Kojikiden (古事記伝)

"Kojikiden" or "Furukotofumi no tsutae" is forty-four volumes of commentaries on "Kojiki" (The Records of Ancient Matters) by Norinaga MOTOORI, a scholar of Japanese classical literature in the Edo period. This book is casually referred to as "Kiden."

Its history

Norinaga started writing the book in 1764 and finished it in 1798, spending as many as thirty-five years completing it. This book was published in print from 1790 to 1882, during which Norinaga died.

In 1756, Norinaga, aged 27, who had studied medicine in Kyoto, bought "Kojiki" (The Records of Ancient Matters) and "Sendai Kujihongi (Ancient Japanese History): Lineage of the Mononobe and Soga Clans" at a book store. In these days, Norinaga had already read "Nihonshoki" (Chronicles of Japan) and became more acquainted with Japanese Kodo (ancient method, ancient moral teachings, the way of learning) after he came across the writings of KAMO no Mabuchi (a scholar of Japanese classical literature) and was intrigued with his way of discussion and reasoning. In 1763, Norinaga finally met Mabuchi whom he had secretly admired and modeled after, and this encounter, known as 'the night in Matsuzaka,' made him decide to carry out extensive research into "Kojiki" throughout his life. In 1764, the following year, Norinaga set out to work on "Kojikiden." However, it took him as many as thirty-five years before it was completed in 1798, during which he wrote other books, including "Tamakatsuma" (a collection of essays) and "Uiyamabumi" (First Steps into the Mountain).

Its content

Before giving commentaries on Kojiki, Norinaga had to determine its body of text by collating a large number of copies and carefully comparing, examining, and revising differences among them. Then, he provided ancient words with Japanese reading and detailed commentaries. (This style was taken over by Kenji KURANO, who later wrote "Kojiki zenchushaku" (a comprehensive commentary on the Kojiki). Out of 44 volumes of "Kiden," Volume 1 provides general remarks (an outline), including 'Naobinomitama' (a book of Shinto), Volume 2 commentaries on the preface and the genealogy of gods, and the rest, Volume 3 to 44, commentaries on the text.
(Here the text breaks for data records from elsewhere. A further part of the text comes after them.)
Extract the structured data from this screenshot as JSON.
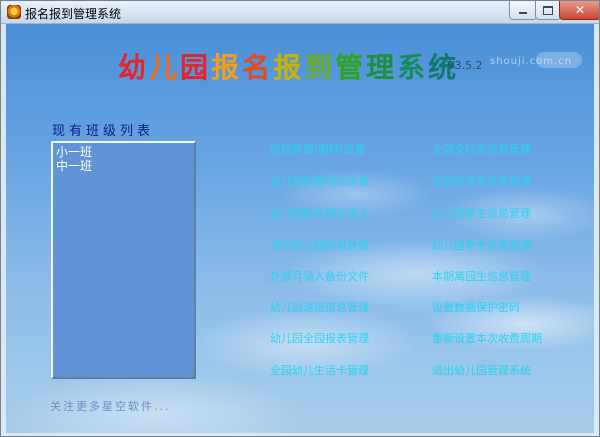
{
  "window": {
    "title": "报名报到管理系统"
  },
  "app_title": {
    "chars": [
      {
        "t": "幼",
        "c": "#e3242b"
      },
      {
        "t": "儿",
        "c": "#f26a1b"
      },
      {
        "t": "园",
        "c": "#e3242b"
      },
      {
        "t": "报",
        "c": "#f29d1e"
      },
      {
        "t": "名",
        "c": "#e24a1f"
      },
      {
        "t": "报",
        "c": "#c8b400"
      },
      {
        "t": "到",
        "c": "#6cae1e"
      },
      {
        "t": "管",
        "c": "#2fa31f"
      },
      {
        "t": "理",
        "c": "#1f8f3a"
      },
      {
        "t": "系",
        "c": "#158a5a"
      },
      {
        "t": "统",
        "c": "#0f7a6a"
      }
    ]
  },
  "version": "V3.5.2",
  "watermark": "shouji.com.cn",
  "class_panel": {
    "title": "现有班级列表",
    "items": [
      "小一班",
      "中一班"
    ]
  },
  "menu": {
    "col1": [
      "班级新建\\删除\\设置",
      "幼儿园收费项目设置",
      "幼儿园新生报名录入",
      "清空幼儿园所有数据",
      "外部月诵入备份文件",
      "幼儿园退班信息管理",
      "幼儿园全园报表管理",
      "全园幼儿生活卡管理"
    ],
    "col2": [
      "全园全托生信息管理",
      "全园走读生信息管理",
      "幼儿园新生信息管理",
      "幼儿园老生信息管理",
      "本期离园生信息管理",
      "设置数据保护密码",
      "重新设置本次收费周期",
      "退出幼儿园管理系统"
    ]
  },
  "footer_link": "关注更多星空软件...",
  "colors": {
    "menu_text": "#29d4ef",
    "list_bg": "#6094d6",
    "sky_top": "#4a8fd7"
  }
}
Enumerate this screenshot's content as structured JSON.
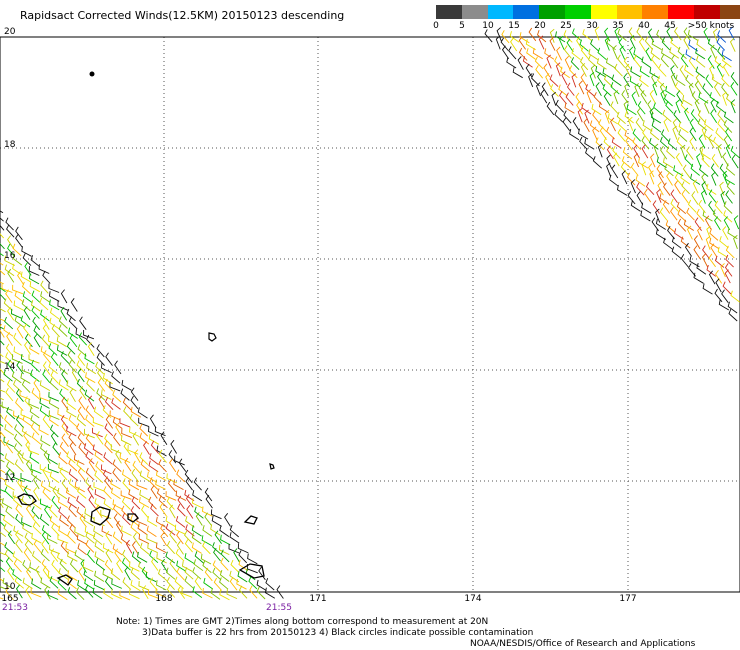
{
  "title": "Rapidsact Corrected Winds(12.5KM) 20150123 descending",
  "colorbar": {
    "labels": [
      "0",
      "5",
      "10",
      "15",
      "20",
      "25",
      "30",
      "35",
      "40",
      "45",
      ">50 knots"
    ],
    "colors": [
      "#3a3a3a",
      "#8c8c8c",
      "#00b8ff",
      "#0070e0",
      "#00a000",
      "#00d000",
      "#ffff00",
      "#ffc000",
      "#ff8000",
      "#ff0000",
      "#c00000",
      "#8b4513",
      "#a040a0",
      "#6010a0"
    ]
  },
  "map": {
    "lon_range": [
      165,
      179
    ],
    "lat_range": [
      10,
      20
    ],
    "lat_labels": [
      "20",
      "18",
      "16",
      "14",
      "12",
      "10"
    ],
    "lon_labels": [
      "165",
      "168",
      "171",
      "174",
      "177"
    ],
    "time_labels": [
      "21:53",
      "21:55"
    ]
  },
  "notes": {
    "line1": "Note: 1) Times are GMT 2)Times along bottom correspond to measurement at 20N",
    "line2": "3)Data buffer is 22 hrs from 20150123 4) Black circles indicate possible contamination",
    "credit": "NOAA/NESDIS/Office of Research and Applications"
  }
}
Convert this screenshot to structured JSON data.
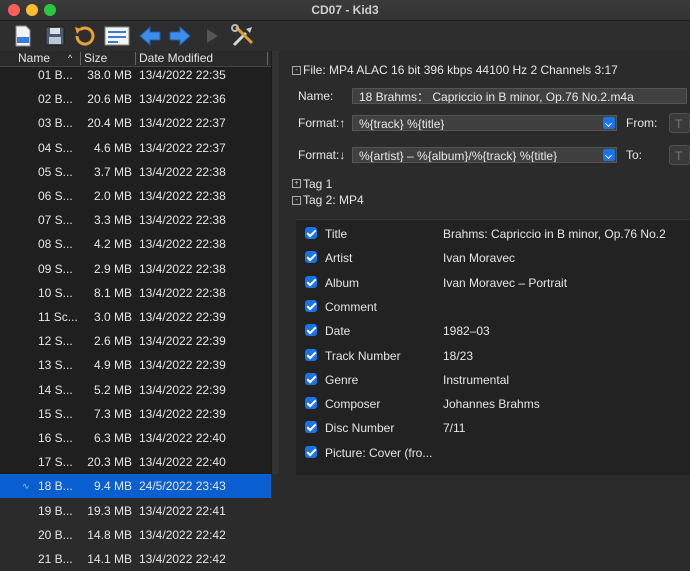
{
  "window": {
    "title": "CD07 - Kid3"
  },
  "toolbar": {
    "icons": [
      "new-file-icon",
      "save-icon",
      "revert-icon",
      "settings-panel-icon",
      "previous-icon",
      "next-icon",
      "play-icon",
      "tools-icon"
    ]
  },
  "file_list": {
    "columns": {
      "name": "Name",
      "size": "Size",
      "date": "Date Modified"
    },
    "rows": [
      {
        "name": "01 B...",
        "size": "38.0 MB",
        "date": "13/4/2022 22:35"
      },
      {
        "name": "02 B...",
        "size": "20.6 MB",
        "date": "13/4/2022 22:36"
      },
      {
        "name": "03 B...",
        "size": "20.4 MB",
        "date": "13/4/2022 22:37"
      },
      {
        "name": "04 S...",
        "size": "4.6 MB",
        "date": "13/4/2022 22:37"
      },
      {
        "name": "05 S...",
        "size": "3.7 MB",
        "date": "13/4/2022 22:38"
      },
      {
        "name": "06 S...",
        "size": "2.0 MB",
        "date": "13/4/2022 22:38"
      },
      {
        "name": "07 S...",
        "size": "3.3 MB",
        "date": "13/4/2022 22:38"
      },
      {
        "name": "08 S...",
        "size": "4.2 MB",
        "date": "13/4/2022 22:38"
      },
      {
        "name": "09 S...",
        "size": "2.9 MB",
        "date": "13/4/2022 22:38"
      },
      {
        "name": "10 S...",
        "size": "8.1 MB",
        "date": "13/4/2022 22:38"
      },
      {
        "name": "11 Sc...",
        "size": "3.0 MB",
        "date": "13/4/2022 22:39"
      },
      {
        "name": "12 S...",
        "size": "2.6 MB",
        "date": "13/4/2022 22:39"
      },
      {
        "name": "13 S...",
        "size": "4.9 MB",
        "date": "13/4/2022 22:39"
      },
      {
        "name": "14 S...",
        "size": "5.2 MB",
        "date": "13/4/2022 22:39"
      },
      {
        "name": "15 S...",
        "size": "7.3 MB",
        "date": "13/4/2022 22:39"
      },
      {
        "name": "16 S...",
        "size": "6.3 MB",
        "date": "13/4/2022 22:40"
      },
      {
        "name": "17 S...",
        "size": "20.3 MB",
        "date": "13/4/2022 22:40"
      },
      {
        "name": "18 B...",
        "size": "9.4 MB",
        "date": "24/5/2022 23:43",
        "selected": true,
        "mark": "∿"
      },
      {
        "name": "19 B...",
        "size": "19.3 MB",
        "date": "13/4/2022 22:41"
      },
      {
        "name": "20 B...",
        "size": "14.8 MB",
        "date": "13/4/2022 22:42"
      },
      {
        "name": "21 B...",
        "size": "14.1 MB",
        "date": "13/4/2022 22:42"
      }
    ]
  },
  "file_panel": {
    "file_info": "File: MP4 ALAC 16 bit 396 kbps 44100 Hz 2 Channels 3:17",
    "name_label": "Name:",
    "name_value": "18 Brahms： Capriccio in B minor, Op.76 No.2.m4a",
    "format_up_label": "Format:↑",
    "format_up_value": "%{track} %{title}",
    "from_label": "From:",
    "from_button": "T",
    "format_down_label": "Format:↓",
    "format_down_value": "%{artist} – %{album}/%{track} %{title}",
    "to_label": "To:",
    "to_button": "T",
    "tag1_label": "Tag 1",
    "tag2_label": "Tag 2: MP4"
  },
  "tags": [
    {
      "name": "Title",
      "value": "Brahms: Capriccio in B minor, Op.76 No.2"
    },
    {
      "name": "Artist",
      "value": "Ivan Moravec"
    },
    {
      "name": "Album",
      "value": "Ivan Moravec – Portrait"
    },
    {
      "name": "Comment",
      "value": ""
    },
    {
      "name": "Date",
      "value": "1982–03"
    },
    {
      "name": "Track Number",
      "value": "18/23"
    },
    {
      "name": "Genre",
      "value": "Instrumental"
    },
    {
      "name": "Composer",
      "value": "Johannes Brahms"
    },
    {
      "name": "Disc Number",
      "value": "7/11"
    },
    {
      "name": "Picture: Cover (fro...",
      "value": ""
    }
  ],
  "colors": {
    "selection": "#0a5fd0",
    "accent": "#1a73e8"
  }
}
Additionally, "Teisei Kokun Kojiki", which was once regarded as the "Kojiki"'s authentic manuscript, is actually a book published by Norinaga's pupils in 1803 after he died; in this book, small corrections were made only to the text and pronuciations "Kojikiden" provides.

Norinaga's "Kojikiden" is regarded as a top-level study of Kojiki in the pre-modern period and appreciated as the first positivist, philological work. The ancient special Kana usage, which is now widely accepted by Japanese language scholars, was also discovered by Norinaga. In providing commentaries on Kojiki in "Kojikiden," he established Kokugaku (the study of Japanese classical literature), which worships the age of Japanese deities. Norinaga's admiration for "Kojiki" completely changed the way people saw it. It had been regarded as inferior to "Nihonshoki" (Chronicles of Japan), the official history of Japan, but it came to be regarded as a collection of Shinto scriptures. In giving commentaries on "Kojiki," he believed all the stories in it to be true, and strongly supported "Yamatogokoro" (literally, "the heart of Japan") while denying "kan gokoro" (literally, "the heart of Kara (an ancient Chinese dynasty)," a Confucian view.

Its influence on studies of literature and history
"Kojikiden" is not only comprehensive commentaries on "Kojiki," but also had an immense impact on research into ancient literature and history. Even in the twenty-first century, his book continues to be referred to by the scholars of "Kojiki" and ancient culture as the authoritative book. It is fair to say that today's commentaries on "Kojiki" have mostly adopted the reading and interpretation by Norinaga although some corrections have been made to them by later researchers. On the other hand, there are various criticisms from people who oppose his commentaries and interpretations.

Norinaga interpreted "Gishi wajinden" (Records of the Wa people, Chronicle of Wei) based on "Romance of the Three Kingdoms," which supported the view of Sonno Joi, (a view that advocates reverence for the Emperor and the expulsion of foreigners), and came up with the theory that Himiko was the female head of the Yamataikoku kingdom and the kingdom was located in Kyushu. His theory and that of Hakuseki ARAI, who insisted that the kingdom was in Yamato (the Kinki region), have become the source of controversy called Controversy over Yamataikoku.

The cover title of "Kojikiden" ("古事記伝") was written by Harutomi TOKUNAGA, the tenth lord of the Kishu domain, who employed Norinaga, as a token of his appreciation.